  • In the US the S&P 500 closed in minor positive territory yesterday, futures are slightly lower in Asia today as negative sentiment prevails, US markets are closed on Monday for President's Day.

OIL: Profit Taking Seen After Rally

Crude futures are heading into Europe on a negative note on Friday; WTI is down around $0.41 at $57.84 while brent is down $0.38 at $60.76. If the benchmarks end on in the red, it will be the second consecutive day of losses after eight sessions of gains.

  • Uncertainty over future demand is putting downward pressure on oil, the IEA reduced its 2021 global demand forecast by 200k bpd. This is the fourth straight month the IEA has lowered its demand outlook, citing the challenges the world is having in reining in COVID-19. It also increased estimates for non-OPEC supply by 400k bpd.
  • OPEC's outlook, released shortly after the IEA's, painted a different picture. The group raised its estimate of 2021 global oil demand from last month, saying growth in the second half of 2021 will be supported by massive stimulus programs.

GOLD: Softer, But Rangebound

Gold has moved lower over the last 24 hours or so, with a modest uptick in the DXY and nudge higher in longer dated U.S. real yields seen, but remains confined to the recent range after the 50-day EMA capped on Wednesday.

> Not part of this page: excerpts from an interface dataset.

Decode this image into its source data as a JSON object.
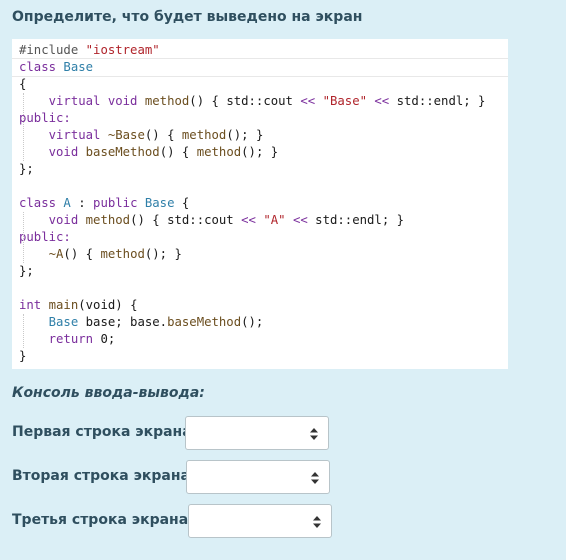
{
  "question": {
    "title": "Определите, что будет выведено на экран"
  },
  "code": {
    "lines": [
      [
        {
          "t": "#include ",
          "c": "pp"
        },
        {
          "t": "\"iostream\"",
          "c": "st"
        }
      ],
      [
        {
          "t": "class ",
          "c": "kw"
        },
        {
          "t": "Base",
          "c": "ty"
        }
      ],
      [
        {
          "t": "{",
          "c": "nm"
        }
      ],
      [
        {
          "t": "    virtual ",
          "c": "kw"
        },
        {
          "t": "void ",
          "c": "kw"
        },
        {
          "t": "method",
          "c": "fn"
        },
        {
          "t": "() { std::cout ",
          "c": "nm"
        },
        {
          "t": "<<",
          "c": "kw"
        },
        {
          "t": " ",
          "c": "nm"
        },
        {
          "t": "\"Base\"",
          "c": "st"
        },
        {
          "t": " ",
          "c": "nm"
        },
        {
          "t": "<<",
          "c": "kw"
        },
        {
          "t": " std::endl; }",
          "c": "nm"
        }
      ],
      [
        {
          "t": "public:",
          "c": "kw"
        }
      ],
      [
        {
          "t": "    virtual ",
          "c": "kw"
        },
        {
          "t": "~Base",
          "c": "fn"
        },
        {
          "t": "() { ",
          "c": "nm"
        },
        {
          "t": "method",
          "c": "fn"
        },
        {
          "t": "(); }",
          "c": "nm"
        }
      ],
      [
        {
          "t": "    void ",
          "c": "kw"
        },
        {
          "t": "baseMethod",
          "c": "fn"
        },
        {
          "t": "() { ",
          "c": "nm"
        },
        {
          "t": "method",
          "c": "fn"
        },
        {
          "t": "(); }",
          "c": "nm"
        }
      ],
      [
        {
          "t": "};",
          "c": "nm"
        }
      ],
      [
        {
          "t": "",
          "c": "nm"
        }
      ],
      [
        {
          "t": "class ",
          "c": "kw"
        },
        {
          "t": "A",
          "c": "ty"
        },
        {
          "t": " : ",
          "c": "nm"
        },
        {
          "t": "public ",
          "c": "kw"
        },
        {
          "t": "Base",
          "c": "ty"
        },
        {
          "t": " {",
          "c": "nm"
        }
      ],
      [
        {
          "t": "    void ",
          "c": "kw"
        },
        {
          "t": "method",
          "c": "fn"
        },
        {
          "t": "() { std::cout ",
          "c": "nm"
        },
        {
          "t": "<<",
          "c": "kw"
        },
        {
          "t": " ",
          "c": "nm"
        },
        {
          "t": "\"A\"",
          "c": "st"
        },
        {
          "t": " ",
          "c": "nm"
        },
        {
          "t": "<<",
          "c": "kw"
        },
        {
          "t": " std::endl; }",
          "c": "nm"
        }
      ],
      [
        {
          "t": "public:",
          "c": "kw"
        }
      ],
      [
        {
          "t": "    ~A",
          "c": "fn"
        },
        {
          "t": "() { ",
          "c": "nm"
        },
        {
          "t": "method",
          "c": "fn"
        },
        {
          "t": "(); }",
          "c": "nm"
        }
      ],
      [
        {
          "t": "};",
          "c": "nm"
        }
      ],
      [
        {
          "t": "",
          "c": "nm"
        }
      ],
      [
        {
          "t": "int ",
          "c": "kw"
        },
        {
          "t": "main",
          "c": "fn"
        },
        {
          "t": "(void) {",
          "c": "nm"
        }
      ],
      [
        {
          "t": "    Base",
          "c": "ty"
        },
        {
          "t": " base; base.",
          "c": "nm"
        },
        {
          "t": "baseMethod",
          "c": "fn"
        },
        {
          "t": "();",
          "c": "nm"
        }
      ],
      [
        {
          "t": "    return ",
          "c": "kw"
        },
        {
          "t": "0;",
          "c": "nm"
        }
      ],
      [
        {
          "t": "}",
          "c": "nm"
        }
      ]
    ]
  },
  "console": {
    "title": "Консоль ввода-вывода:",
    "rows": [
      {
        "label": "Первая строка экрана:",
        "value": ""
      },
      {
        "label": "Вторая строка экрана:",
        "value": ""
      },
      {
        "label": "Третья строка экрана:",
        "value": ""
      }
    ]
  },
  "colors": {
    "background": "#dbeff6",
    "heading": "#2f4f5f",
    "keyword": "#7a2e9c",
    "type": "#2f7fa8",
    "string": "#b0242b",
    "function": "#6b4e1f"
  },
  "icons": {
    "select_arrow": "sort-updown-icon"
  }
}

Spot last deals $4/oz or so softer, just above $1,820/oz.

FOREX: Caution Creeps In, Asia Celebrates LNY

A sense of caution crept into G10 FX space in holiday-thinned trade, with macro flow subdued owing to a number of market closures across Asia. Crude oil prices softened a tad, applying a modicum of pressure to commodity-tied FX & pushing NOK to the bottom of the pile. AUD slipped as Victoria entered a five-day snap lockdown.

  • GBP traded on a weaker footing amid resurfacing concerns over the ramifications of Brexit and a broader risk-off feel.
  • DXY edged higher as the greenback outperformed its peers from the G10 basket. USD/JPY held a tight range and last trades at Y104.79, with $3.6bn worth of options with strikes at Y104.85-105.00 due to expire at the NY cut.
  • Today's economic docket features flash quarterly GDP report & monthly economic indicators out of the UK, flash U.S. U. of Mich. Survey and Norwegian GDP.

FOREX OPTIONS: Expiries for Feb12 NY cut 1000ET (Source DTCC)

  • EUR/USD: $1.2000-05(E1.0bln), $1.2040-50(E550mln), $1.2060-70(E751mln), $1.2095-00(E573mln), $1.2110-25(E1.3bln), $1.2165-80(E1.8bln), $1.2195-10(E899mln), $1.2250-55(E538mln)
  • USD/JPY: Y103.00-05($737mln), Y103.50-60($1.3bln), Y103.85-90($768mln), Y104.00-20($1.6bln), Y104.50($512mln), Y104.85-105.00($3.7bln), Y105.25-35($840mln), Y105.40-50($655mln), Y106.00-10($2.1bln), Y106.30-35($1.0bln)
  • GBP/USD: $1.3850(Gbp1.0bln-GBP puts)
  • EUR/GBP: Gbp0.8700(E607mln-EUR puts)
  • AUD/USD: $0.7620-30(A$1.1bln), $0.7700-10(A$1.1bln), $0.7720-35(A$1.4bln), $0.7750-70(A$955mln)
  • USD/CAD: C$1.2675-80($672mln), C$1.2715-25($625mln)
  • USD/MXN: Mxn20.00($1.1bln-USD puts), Mxn20.30($510mln)

UP TODAY (Times GMT/Local)